_EXERCISE AIM_.
Exact copy, no pictures: output all the records that follow.

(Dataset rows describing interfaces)
- Opening Delimiter -

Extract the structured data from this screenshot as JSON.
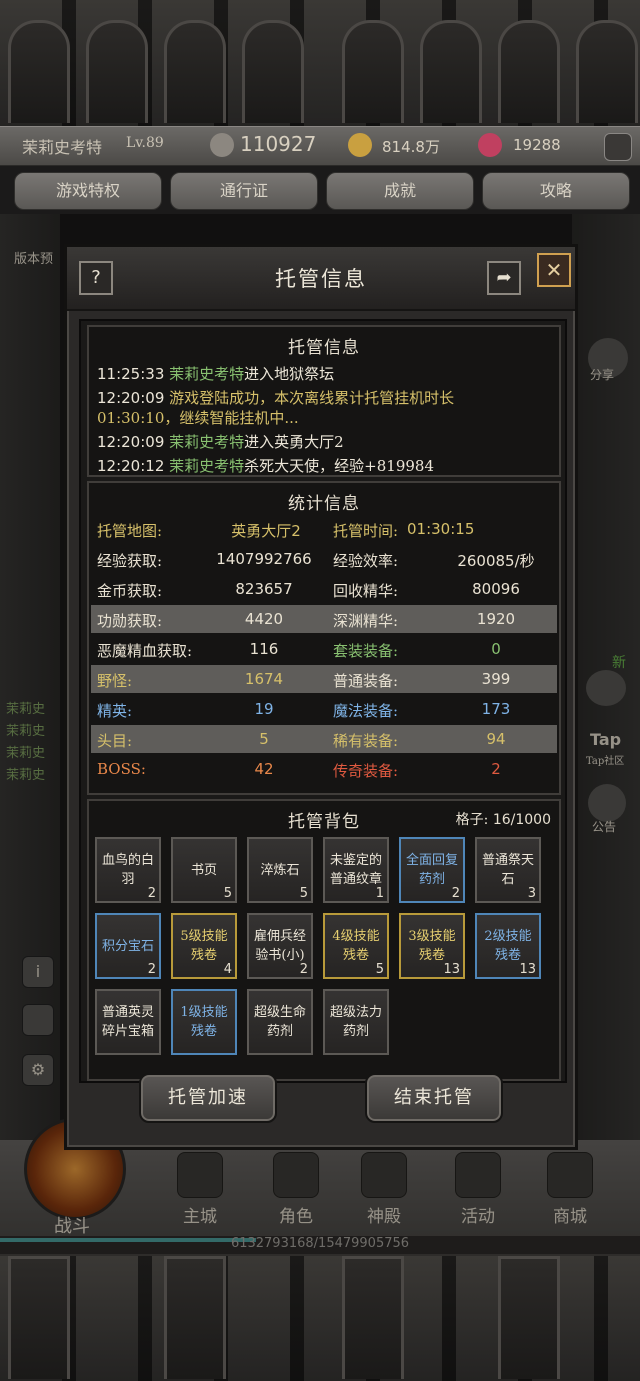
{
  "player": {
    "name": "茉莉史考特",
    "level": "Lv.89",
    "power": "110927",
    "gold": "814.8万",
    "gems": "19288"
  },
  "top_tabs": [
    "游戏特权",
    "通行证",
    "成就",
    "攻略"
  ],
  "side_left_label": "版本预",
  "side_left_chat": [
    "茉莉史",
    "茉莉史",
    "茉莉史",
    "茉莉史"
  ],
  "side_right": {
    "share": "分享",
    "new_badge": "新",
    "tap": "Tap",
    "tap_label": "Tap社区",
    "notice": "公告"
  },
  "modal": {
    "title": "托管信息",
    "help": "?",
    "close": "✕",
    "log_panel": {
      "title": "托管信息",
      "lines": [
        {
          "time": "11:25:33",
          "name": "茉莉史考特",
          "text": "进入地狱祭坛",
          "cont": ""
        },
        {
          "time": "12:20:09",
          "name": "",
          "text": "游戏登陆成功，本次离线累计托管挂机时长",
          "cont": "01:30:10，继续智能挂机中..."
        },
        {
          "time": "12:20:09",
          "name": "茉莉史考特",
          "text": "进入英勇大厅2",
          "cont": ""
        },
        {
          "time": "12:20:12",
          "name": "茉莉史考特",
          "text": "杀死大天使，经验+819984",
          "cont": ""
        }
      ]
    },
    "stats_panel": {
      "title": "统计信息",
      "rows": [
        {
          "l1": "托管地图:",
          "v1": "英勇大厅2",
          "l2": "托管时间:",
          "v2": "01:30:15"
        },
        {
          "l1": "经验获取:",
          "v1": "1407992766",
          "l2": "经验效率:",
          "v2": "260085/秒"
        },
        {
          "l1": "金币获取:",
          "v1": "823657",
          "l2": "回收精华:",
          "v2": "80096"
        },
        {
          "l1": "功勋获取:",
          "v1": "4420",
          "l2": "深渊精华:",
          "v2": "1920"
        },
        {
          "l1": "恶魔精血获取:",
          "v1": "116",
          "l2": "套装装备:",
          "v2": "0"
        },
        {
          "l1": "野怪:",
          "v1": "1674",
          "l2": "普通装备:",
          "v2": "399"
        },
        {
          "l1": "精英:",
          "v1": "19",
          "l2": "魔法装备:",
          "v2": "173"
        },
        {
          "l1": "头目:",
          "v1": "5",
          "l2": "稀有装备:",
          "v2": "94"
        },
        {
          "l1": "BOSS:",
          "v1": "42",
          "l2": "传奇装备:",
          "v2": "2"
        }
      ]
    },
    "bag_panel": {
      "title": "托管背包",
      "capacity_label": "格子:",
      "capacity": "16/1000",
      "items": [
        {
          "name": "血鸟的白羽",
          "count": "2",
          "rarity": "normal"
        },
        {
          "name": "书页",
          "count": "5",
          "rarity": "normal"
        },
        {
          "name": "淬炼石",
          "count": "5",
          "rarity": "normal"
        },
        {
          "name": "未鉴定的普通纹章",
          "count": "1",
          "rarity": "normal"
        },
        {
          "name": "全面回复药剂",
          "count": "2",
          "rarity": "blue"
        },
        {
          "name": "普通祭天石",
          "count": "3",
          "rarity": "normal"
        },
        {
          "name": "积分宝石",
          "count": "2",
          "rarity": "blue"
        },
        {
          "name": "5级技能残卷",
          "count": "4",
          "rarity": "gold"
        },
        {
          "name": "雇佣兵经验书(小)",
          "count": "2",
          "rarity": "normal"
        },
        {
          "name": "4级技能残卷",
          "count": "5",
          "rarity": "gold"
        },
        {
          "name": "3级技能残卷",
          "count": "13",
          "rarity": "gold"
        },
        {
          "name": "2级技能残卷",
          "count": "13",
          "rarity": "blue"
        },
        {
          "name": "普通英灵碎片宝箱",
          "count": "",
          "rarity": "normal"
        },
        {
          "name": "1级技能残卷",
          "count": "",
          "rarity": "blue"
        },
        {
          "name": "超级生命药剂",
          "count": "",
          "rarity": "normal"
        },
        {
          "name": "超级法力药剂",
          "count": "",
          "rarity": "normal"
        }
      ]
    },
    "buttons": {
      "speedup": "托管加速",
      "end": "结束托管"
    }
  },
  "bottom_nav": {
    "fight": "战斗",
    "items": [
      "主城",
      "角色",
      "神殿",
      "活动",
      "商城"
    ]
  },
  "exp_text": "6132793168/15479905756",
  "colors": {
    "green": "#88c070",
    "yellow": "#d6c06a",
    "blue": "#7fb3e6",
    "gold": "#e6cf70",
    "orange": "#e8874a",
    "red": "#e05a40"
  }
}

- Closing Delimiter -

_ANSWER FOR THIS EXERCISE_.
Extract the structured data from this screenshot as JSON.
{
  "player": {
    "name": "茉莉史考特",
    "level": "Lv.89",
    "power": "110927",
    "gold": "814.8万",
    "gems": "19288"
  },
  "top_tabs": [
    "游戏特权",
    "通行证",
    "成就",
    "攻略"
  ],
  "side_left_label": "版本预",
  "side_left_chat": [
    "茉莉史",
    "茉莉史",
    "茉莉史",
    "茉莉史"
  ],
  "side_right": {
    "share": "分享",
    "new_badge": "新",
    "tap": "Tap",
    "tap_label": "Tap社区",
    "notice": "公告"
  },
  "modal": {
    "title": "托管信息",
    "help": "?",
    "close": "✕",
    "log_panel": {
      "title": "托管信息",
      "lines": [
        {
          "time": "11:25:33",
          "name": "茉莉史考特",
          "text": "进入地狱祭坛",
          "cont": ""
        },
        {
          "time": "12:20:09",
          "name": "",
          "text": "游戏登陆成功，本次离线累计托管挂机时长",
          "cont": "01:30:10，继续智能挂机中..."
        },
        {
          "time": "12:20:09",
          "name": "茉莉史考特",
          "text": "进入英勇大厅2",
          "cont": ""
        },
        {
          "time": "12:20:12",
          "name": "茉莉史考特",
          "text": "杀死大天使，经验+819984",
          "cont": ""
        }
      ]
    },
    "stats_panel": {
      "title": "统计信息",
      "rows": [
        {
          "l1": "托管地图:",
          "v1": "英勇大厅2",
          "l2": "托管时间:",
          "v2": "01:30:15"
        },
        {
          "l1": "经验获取:",
          "v1": "1407992766",
          "l2": "经验效率:",
          "v2": "260085/秒"
        },
        {
          "l1": "金币获取:",
          "v1": "823657",
          "l2": "回收精华:",
          "v2": "80096"
        },
        {
          "l1": "功勋获取:",
          "v1": "4420",
          "l2": "深渊精华:",
          "v2": "1920"
        },
        {
          "l1": "恶魔精血获取:",
          "v1": "116",
          "l2": "套装装备:",
          "v2": "0"
        },
        {
          "l1": "野怪:",
          "v1": "1674",
          "l2": "普通装备:",
          "v2": "399"
        },
        {
          "l1": "精英:",
          "v1": "19",
          "l2": "魔法装备:",
          "v2": "173"
        },
        {
          "l1": "头目:",
          "v1": "5",
          "l2": "稀有装备:",
          "v2": "94"
        },
        {
          "l1": "BOSS:",
          "v1": "42",
          "l2": "传奇装备:",
          "v2": "2"
        }
      ]
    },
    "bag_panel": {
      "title": "托管背包",
      "capacity_label": "格子:",
      "capacity": "16/1000",
      "items": [
        {
          "name": "血鸟的白羽",
          "count": "2",
          "rarity": "normal"
        },
        {
          "name": "书页",
          "count": "5",
          "rarity": "normal"
        },
        {
          "name": "淬炼石",
          "count": "5",
          "rarity": "normal"
        },
        {
          "name": "未鉴定的普通纹章",
          "count": "1",
          "rarity": "normal"
        },
        {
          "name": "全面回复药剂",
          "count": "2",
          "rarity": "blue"
        },
        {
          "name": "普通祭天石",
          "count": "3",
          "rarity": "normal"
        },
        {
          "name": "积分宝石",
          "count": "2",
          "rarity": "blue"
        },
        {
          "name": "5级技能残卷",
          "count": "4",
          "rarity": "gold"
        },
        {
          "name": "雇佣兵经验书(小)",
          "count": "2",
          "rarity": "normal"
        },
        {
          "name": "4级技能残卷",
          "count": "5",
          "rarity": "gold"
        },
        {
          "name": "3级技能残卷",
          "count": "13",
          "rarity": "gold"
        },
        {
          "name": "2级技能残卷",
          "count": "13",
          "rarity": "blue"
        },
        {
          "name": "普通英灵碎片宝箱",
          "count": "",
          "rarity": "normal"
        },
        {
          "name": "1级技能残卷",
          "count": "",
          "rarity": "blue"
        },
        {
          "name": "超级生命药剂",
          "count": "",
          "rarity": "normal"
        },
        {
          "name": "超级法力药剂",
          "count": "",
          "rarity": "normal"
        }
      ]
    },
    "buttons": {
      "speedup": "托管加速",
      "end": "结束托管"
    }
  },
  "bottom_nav": {
    "fight": "战斗",
    "items": [
      "主城",
      "角色",
      "神殿",
      "活动",
      "商城"
    ]
  },
  "exp_text": "6132793168/15479905756",
  "colors": {
    "green": "#88c070",
    "yellow": "#d6c06a",
    "blue": "#7fb3e6",
    "gold": "#e6cf70",
    "orange": "#e8874a",
    "red": "#e05a40"
  }
}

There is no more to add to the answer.